Friday, October 21 at 11:00am in the conference room |

Yuri Kabanov, from University of Franche-Comté, Besanéon, France. |

An introduction to the arbitrage theory for markets with transaction costs |

“A geometric approach to the theory of financial markets with transaction will be explained. A criteria of absence of arbitrage and hedging theorems will be discussed in comparison with the classical theory.”Professor Yuri Kabanov is one of the world-known specialists in the area of financial mathematics and stochastic processes. He is an author of two monographs in the field and is a Member of Editorial Board of Statistical Inference for Stochastic Processes, a Member of Advisory Board of Finance and Stochastic, and in the past was a Member of Editorial Board of Annals of Applied Probability (2000-2005).After the talk and discussion we are planning to take our guest to Thai House University restaurant near the intersection of Harris Bld and N. Tryon. All are welcome to join. |

Monday, October 24 at 3:30pm in the conference room |

De Witt Sumners, Florida State University |

Writhe, Reconnection and Helicity Conservation |
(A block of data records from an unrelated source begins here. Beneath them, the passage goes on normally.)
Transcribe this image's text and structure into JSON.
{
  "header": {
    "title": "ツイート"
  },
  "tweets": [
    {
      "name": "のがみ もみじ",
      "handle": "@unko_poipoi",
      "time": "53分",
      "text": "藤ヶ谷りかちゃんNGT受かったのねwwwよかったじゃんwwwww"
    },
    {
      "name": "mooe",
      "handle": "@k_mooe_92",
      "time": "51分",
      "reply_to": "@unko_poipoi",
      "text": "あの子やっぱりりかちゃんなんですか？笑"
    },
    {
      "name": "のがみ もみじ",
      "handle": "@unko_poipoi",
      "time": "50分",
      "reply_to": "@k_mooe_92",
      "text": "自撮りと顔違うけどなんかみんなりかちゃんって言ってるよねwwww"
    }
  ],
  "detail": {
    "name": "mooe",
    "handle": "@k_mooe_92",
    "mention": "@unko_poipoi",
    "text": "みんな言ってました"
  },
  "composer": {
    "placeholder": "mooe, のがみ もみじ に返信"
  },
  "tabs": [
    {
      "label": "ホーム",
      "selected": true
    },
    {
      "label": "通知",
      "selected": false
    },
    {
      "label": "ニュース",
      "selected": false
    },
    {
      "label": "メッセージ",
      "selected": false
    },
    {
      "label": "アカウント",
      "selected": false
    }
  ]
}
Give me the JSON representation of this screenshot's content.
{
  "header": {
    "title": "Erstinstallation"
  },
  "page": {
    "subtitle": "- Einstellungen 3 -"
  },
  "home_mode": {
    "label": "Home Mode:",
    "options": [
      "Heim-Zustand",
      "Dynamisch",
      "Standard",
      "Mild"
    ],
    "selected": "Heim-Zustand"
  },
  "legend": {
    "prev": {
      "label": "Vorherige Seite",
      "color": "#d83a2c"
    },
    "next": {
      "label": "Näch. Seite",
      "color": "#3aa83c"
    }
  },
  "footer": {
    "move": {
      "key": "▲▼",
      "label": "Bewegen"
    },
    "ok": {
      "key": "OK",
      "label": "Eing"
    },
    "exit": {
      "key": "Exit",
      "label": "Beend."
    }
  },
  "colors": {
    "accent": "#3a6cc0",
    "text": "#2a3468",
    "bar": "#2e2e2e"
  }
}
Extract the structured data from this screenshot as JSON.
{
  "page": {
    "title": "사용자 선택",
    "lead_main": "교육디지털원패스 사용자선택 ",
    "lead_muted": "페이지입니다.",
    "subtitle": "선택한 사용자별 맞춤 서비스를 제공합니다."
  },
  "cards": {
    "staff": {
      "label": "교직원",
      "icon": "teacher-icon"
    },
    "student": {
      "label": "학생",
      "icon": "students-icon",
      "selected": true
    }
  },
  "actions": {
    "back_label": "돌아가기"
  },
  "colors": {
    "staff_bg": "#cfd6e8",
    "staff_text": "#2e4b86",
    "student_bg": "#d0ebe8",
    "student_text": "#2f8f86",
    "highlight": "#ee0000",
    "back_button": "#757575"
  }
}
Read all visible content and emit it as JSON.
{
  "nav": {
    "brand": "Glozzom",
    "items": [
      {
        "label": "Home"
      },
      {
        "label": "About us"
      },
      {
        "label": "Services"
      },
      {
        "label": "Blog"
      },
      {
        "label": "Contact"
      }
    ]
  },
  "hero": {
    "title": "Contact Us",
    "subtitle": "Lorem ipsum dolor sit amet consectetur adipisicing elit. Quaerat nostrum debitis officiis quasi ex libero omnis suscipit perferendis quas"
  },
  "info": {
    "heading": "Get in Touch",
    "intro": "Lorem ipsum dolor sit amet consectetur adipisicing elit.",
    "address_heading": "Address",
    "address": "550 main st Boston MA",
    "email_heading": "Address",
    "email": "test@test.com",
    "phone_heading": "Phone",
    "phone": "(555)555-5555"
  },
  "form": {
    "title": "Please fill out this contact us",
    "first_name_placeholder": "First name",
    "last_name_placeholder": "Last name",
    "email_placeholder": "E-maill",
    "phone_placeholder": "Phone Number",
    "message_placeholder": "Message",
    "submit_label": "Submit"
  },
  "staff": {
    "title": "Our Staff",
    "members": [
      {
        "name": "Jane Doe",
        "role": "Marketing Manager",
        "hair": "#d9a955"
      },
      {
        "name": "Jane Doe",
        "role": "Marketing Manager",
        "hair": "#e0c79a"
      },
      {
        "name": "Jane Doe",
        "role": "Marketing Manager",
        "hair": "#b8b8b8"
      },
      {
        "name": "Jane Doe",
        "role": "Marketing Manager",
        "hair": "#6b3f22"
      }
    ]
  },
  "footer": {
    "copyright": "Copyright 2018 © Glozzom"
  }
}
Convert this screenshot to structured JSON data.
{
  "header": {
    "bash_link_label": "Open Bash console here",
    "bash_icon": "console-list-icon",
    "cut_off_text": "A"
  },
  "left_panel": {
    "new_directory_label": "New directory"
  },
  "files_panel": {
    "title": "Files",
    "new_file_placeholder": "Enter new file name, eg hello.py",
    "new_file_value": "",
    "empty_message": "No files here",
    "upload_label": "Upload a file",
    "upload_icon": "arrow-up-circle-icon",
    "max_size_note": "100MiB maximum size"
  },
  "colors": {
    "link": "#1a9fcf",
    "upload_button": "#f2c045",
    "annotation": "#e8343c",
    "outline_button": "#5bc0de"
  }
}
“The directional writhe of a spatial closed curve is the sum of the signed crossings in the projection of the curve in the given direction. The writhe of a simple closed curve in 3-space is the average over all directions of directional writhe. We extend [1] this definition to apply to edge-oriented (each edge has an arrow on it) finite spatial graphs. This definition of writhe covers spatial polygonal arcs and non-connected graphs, and does not require the ad hoc closing of arcs to eliminate the problems posed by endpoints. This talk will discuss the properties of writhe of graphs, and the proof of writhe additivity for connected sums. The proof of additivity of writhe will then be extended to prove conservation of helicity for vortex tubes in fluid dynamics and magnetic fields. If a vortex reconnection event does not insert twist locally at the reconnection site (that is, the twist of the reconnected tube is the sum of the individual twists of each tube), then helicity is conserved. Otherwise, any deviation from helicity conservation is entirely due to twist inserted locally at the reconnection site (the writhe component of helicity is always conserved). It turns out that in some cases, site specific DNA recombination (the analogue of vortex reconnection in the DNA world) inserts local twist; in other cases, DNA recombination does not insert local twist-it depends on the enzyme that is doing the recombination.” |

Friday, November 4 at 2:00pm in the conference room |

Bruce Kellogg, University of South Carolina |

Boundary layers, corner singularities, and mesh refinements |

“We review recent and ongoing work on boundary value problems for a singularly perturbed convection diffusion equation in a domain with corners. The small singular perturbation parameter makes it necessary to use a stretched mesh along the boundary, refined in the direction normal to the boundary. (This is the “Shishkin” mesh.) The corner singularity makes it necessary to use a geometric refinement near the boundary. In each case, the error analysis of a finite element calculation requires good information on derivative bounds for the solution. This talk concerns the case when both a small singular parameter and corners are present in the same problem. Some recent work will be reviewed, our ongoing work will be discussed, and some open problems will be presented. Some ingredients in the error analysis of finite elements for these problems will be given.” |

Wednesday, November 30 at 5:00pm in the conference room |

Serguei Denissov, University of Wisconsin-Madison |

On the instability in two-dimensional fluids |

“The two-dimensional incompressible fluid is governed by the classical 2D Euler equation. Although globally well-posed, this equation poses many interesting mathematical questions including the possible mechanism for the singularity formation. I will explain some results for 2D Euler and for similar models. “ |